▶ _WORKING DATA_:
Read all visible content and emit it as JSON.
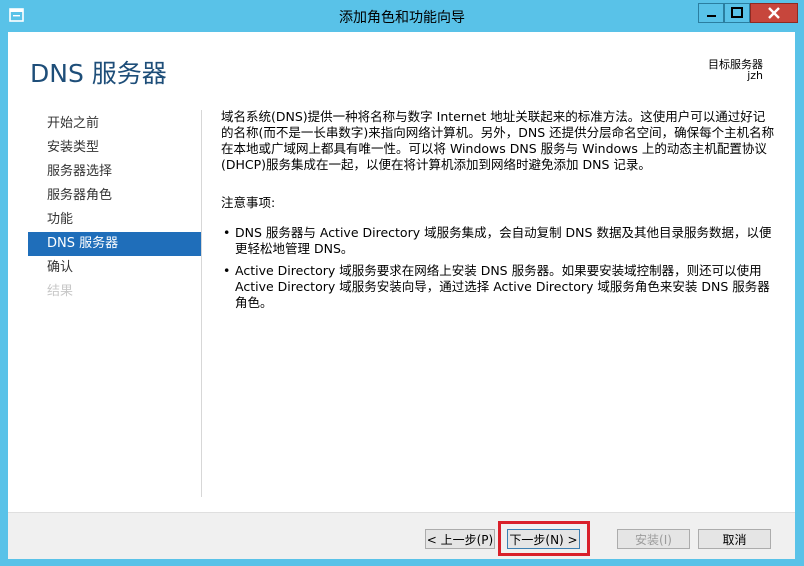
{
  "window": {
    "title": "添加角色和功能向导",
    "controls": [
      "minimize-icon",
      "maximize-icon",
      "close-icon"
    ],
    "accent_color": "#59c2e8"
  },
  "header": {
    "page_title": "DNS 服务器",
    "target_label": "目标服务器",
    "target_name": "jzh"
  },
  "nav": {
    "items": [
      {
        "label": "开始之前",
        "state": "normal"
      },
      {
        "label": "安装类型",
        "state": "normal"
      },
      {
        "label": "服务器选择",
        "state": "normal"
      },
      {
        "label": "服务器角色",
        "state": "normal"
      },
      {
        "label": "功能",
        "state": "normal"
      },
      {
        "label": "DNS 服务器",
        "state": "active"
      },
      {
        "label": "确认",
        "state": "normal"
      },
      {
        "label": "结果",
        "state": "disabled"
      }
    ],
    "active_color": "#1f6eba"
  },
  "content": {
    "intro": "域名系统(DNS)提供一种将名称与数字 Internet 地址关联起来的标准方法。这使用户可以通过好记的名称(而不是一长串数字)来指向网络计算机。另外，DNS 还提供分层命名空间，确保每个主机名称在本地或广域网上都具有唯一性。可以将 Windows DNS 服务与 Windows 上的动态主机配置协议(DHCP)服务集成在一起，以便在将计算机添加到网络时避免添加 DNS 记录。",
    "notice_title": "注意事项:",
    "bullets": [
      "DNS 服务器与 Active Directory 域服务集成，会自动复制 DNS 数据及其他目录服务数据，以便更轻松地管理 DNS。",
      "Active Directory 域服务要求在网络上安装 DNS 服务器。如果要安装域控制器，则还可以使用 Active Directory 域服务安装向导，通过选择 Active Directory 域服务角色来安装 DNS 服务器角色。"
    ]
  },
  "footer": {
    "prev_label": "< 上一步(P)",
    "next_label": "下一步(N) >",
    "install_label": "安装(I)",
    "cancel_label": "取消",
    "highlight_color": "#d9202a"
  }
}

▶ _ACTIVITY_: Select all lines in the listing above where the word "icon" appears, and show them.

▶ _TASK ANSWER_:
      "minimize-icon",
      "maximize-icon",
      "close-icon"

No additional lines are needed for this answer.